Popular news aggregator Jinri Toutiao filed a lawsuit Tuesday against China’s largest search engine, Baidu, citing unfair competition.
In a statement, Toutiao said that when Baidu users searched for keywords related to Toutiao on their phones, the search engine attached a warning below links to Toutiao pages: “This website may not be accessible because of unstable service.”
The news aggregator also said on Monday that the first result when searching for “Jinri Toutiao” on Baidu was an article from Baidu’s own content platform citing news of Toutiao being ordered by the government in December to make changes to its platform because of pornographic and vulgar content. The same article recommended Baidu’s search app, or apps from other competitors, as alternatives.
“This kind of unfair competition by [Baidu’s] monopolistic advantage has seriously misled users and harmed our reputation, so we are forced to turn to the court and file this lawsuit,” the Tuesday statement read. The case was accepted the same day by the people’s court of Beijing’s Haidian District.

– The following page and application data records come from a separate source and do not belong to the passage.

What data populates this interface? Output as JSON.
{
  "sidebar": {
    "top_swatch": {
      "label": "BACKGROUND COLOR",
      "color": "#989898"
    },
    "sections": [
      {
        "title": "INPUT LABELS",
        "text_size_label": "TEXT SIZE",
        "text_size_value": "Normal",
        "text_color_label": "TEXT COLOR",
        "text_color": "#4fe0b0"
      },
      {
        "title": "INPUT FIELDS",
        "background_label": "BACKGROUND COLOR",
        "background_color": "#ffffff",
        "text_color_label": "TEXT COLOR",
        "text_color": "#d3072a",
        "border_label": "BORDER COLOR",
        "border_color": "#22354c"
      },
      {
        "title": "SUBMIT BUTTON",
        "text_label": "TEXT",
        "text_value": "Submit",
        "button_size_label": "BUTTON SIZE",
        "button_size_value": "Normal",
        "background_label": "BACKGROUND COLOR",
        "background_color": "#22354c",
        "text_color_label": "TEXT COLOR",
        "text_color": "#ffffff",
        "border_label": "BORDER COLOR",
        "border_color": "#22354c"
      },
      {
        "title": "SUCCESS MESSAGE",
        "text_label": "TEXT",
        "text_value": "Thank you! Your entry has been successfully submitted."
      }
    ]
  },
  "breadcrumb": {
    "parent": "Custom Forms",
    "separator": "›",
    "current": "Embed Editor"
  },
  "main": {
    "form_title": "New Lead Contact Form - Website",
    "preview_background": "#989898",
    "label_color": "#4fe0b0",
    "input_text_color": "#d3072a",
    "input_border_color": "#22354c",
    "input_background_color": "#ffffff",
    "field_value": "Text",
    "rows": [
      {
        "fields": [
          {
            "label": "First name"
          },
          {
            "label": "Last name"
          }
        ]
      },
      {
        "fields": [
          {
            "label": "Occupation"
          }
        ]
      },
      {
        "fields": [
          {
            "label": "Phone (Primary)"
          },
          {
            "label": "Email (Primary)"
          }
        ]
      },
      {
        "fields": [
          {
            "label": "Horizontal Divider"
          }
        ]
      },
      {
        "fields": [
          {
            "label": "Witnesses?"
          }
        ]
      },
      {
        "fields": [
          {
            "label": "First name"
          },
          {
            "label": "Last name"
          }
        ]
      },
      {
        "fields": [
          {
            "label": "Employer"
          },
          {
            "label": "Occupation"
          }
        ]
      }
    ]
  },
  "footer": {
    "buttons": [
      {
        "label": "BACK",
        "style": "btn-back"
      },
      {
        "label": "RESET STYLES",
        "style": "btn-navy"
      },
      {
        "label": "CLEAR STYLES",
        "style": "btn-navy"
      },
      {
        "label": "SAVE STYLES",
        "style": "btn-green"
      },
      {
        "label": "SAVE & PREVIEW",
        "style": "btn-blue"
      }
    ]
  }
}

Baidu, meanwhile, bit back. “When a company struggles to develop, and when it’s trapped in anxiety, it shouldn’t use PR wars and lawsuits to deflect attention from its problems,” said the company said in its own statement, which it also posted to its Toutiao account.

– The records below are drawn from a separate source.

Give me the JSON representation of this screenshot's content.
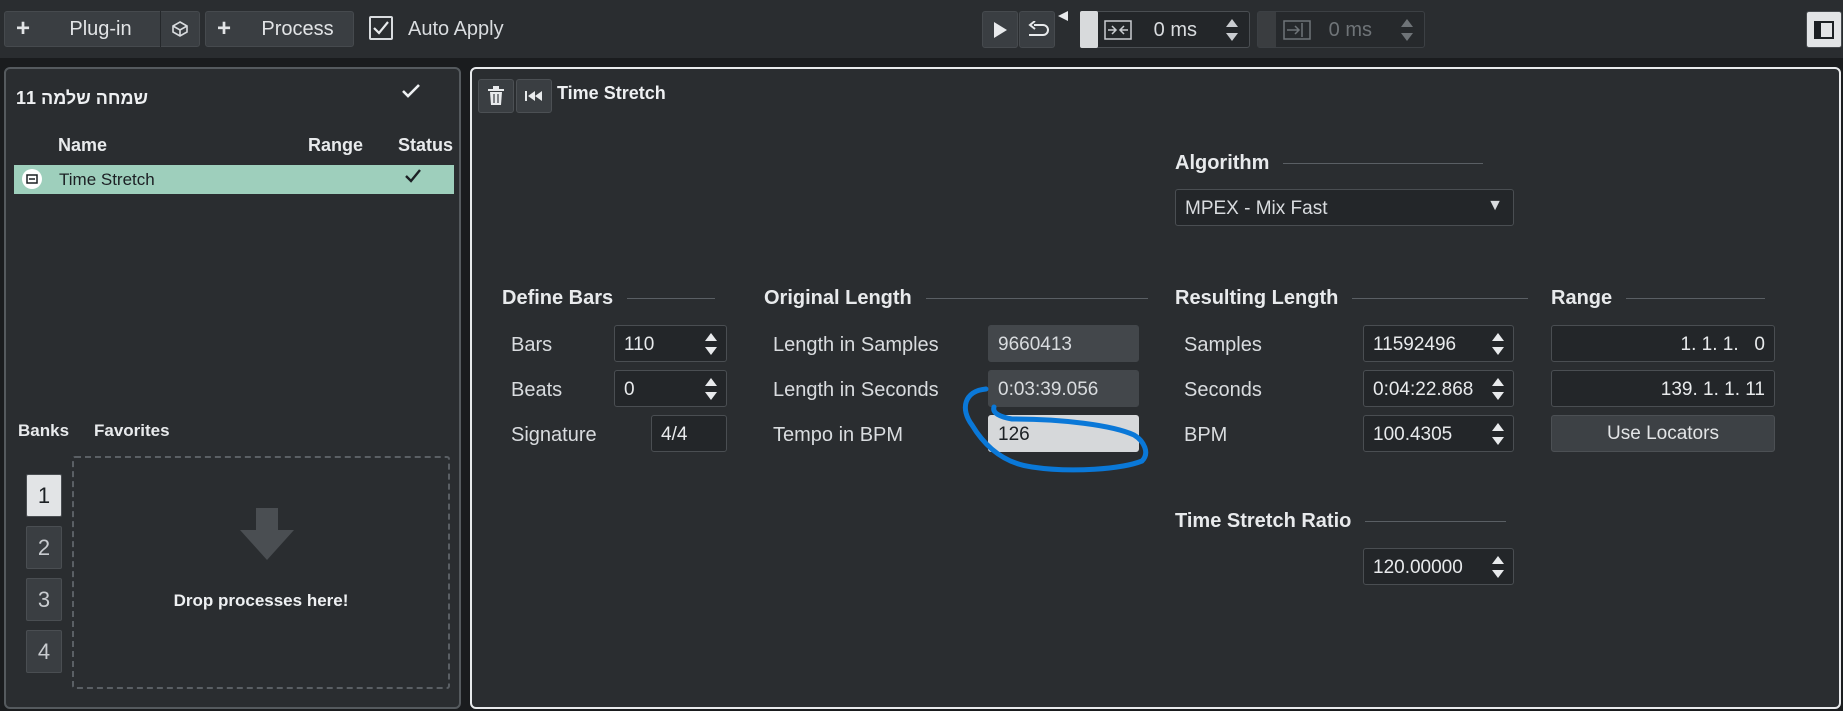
{
  "toolbar": {
    "plugin_label": "Plug-in",
    "process_label": "Process",
    "auto_apply_label": "Auto Apply",
    "auto_apply_checked": true,
    "fade_in_value": "0 ms",
    "fade_out_value": "0 ms"
  },
  "chain": {
    "title": "שמחה שלמה 11",
    "columns": {
      "name": "Name",
      "range": "Range",
      "status": "Status"
    },
    "rows": [
      {
        "name": "Time Stretch"
      }
    ]
  },
  "banks": {
    "tabs": {
      "banks": "Banks",
      "favorites": "Favorites"
    },
    "numbers": [
      "1",
      "2",
      "3",
      "4"
    ],
    "drop_text": "Drop processes here!"
  },
  "process": {
    "title": "Time Stretch",
    "algorithm": {
      "heading": "Algorithm",
      "value": "MPEX - Mix Fast"
    },
    "define_bars": {
      "heading": "Define Bars",
      "bars_label": "Bars",
      "bars_value": "110",
      "beats_label": "Beats",
      "beats_value": "0",
      "signature_label": "Signature",
      "signature_value": "4/4"
    },
    "original_length": {
      "heading": "Original Length",
      "samples_label": "Length in Samples",
      "samples_value": "9660413",
      "seconds_label": "Length in Seconds",
      "seconds_value": "0:03:39.056",
      "tempo_label": "Tempo in BPM",
      "tempo_value": "126"
    },
    "resulting_length": {
      "heading": "Resulting Length",
      "samples_label": "Samples",
      "samples_value": "11592496",
      "seconds_label": "Seconds",
      "seconds_value": "0:04:22.868",
      "bpm_label": "BPM",
      "bpm_value": "100.4305"
    },
    "range": {
      "heading": "Range",
      "start_value": "1. 1. 1.   0",
      "end_value": "139. 1. 1. 11",
      "use_locators_label": "Use Locators"
    },
    "ratio": {
      "heading": "Time Stretch Ratio",
      "value": "120.00000"
    }
  },
  "colors": {
    "selected_row": "#9ecfbc",
    "highlight_annotation": "#0a78d8",
    "panel_border_active": "#e8eaec"
  }
}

Baidu said that the top-ranked search result about Toutiao was nothing out of the ordinary, as news of the company falling foul of authorities had attracted considerable attention and was relevant to users looking for news apps.
Launched in 2012, Toutiao extracts and displays content from media outlets ranging from state news agency Xinhua to tabloid gossip columnists based on algorithms that analyze users’ preferences. Despite government criticism of the company’s content-selection methods, its app has enjoyed surging popularity: It had 192 million monthly active users in December 2017, according to online consultancy iResearch. In January, following the slap on the wrist from government regulators, the company announced that it would recruit thousands of “content moderators” — ideally Party members — for its platform.
As the dominant search engine in China, Baidu began posting news below the search box on its homepage in 2016 — overlapping with Toutiao’s core feature.
Editor: Kevin Schoenmakers.
(Header image: VCG)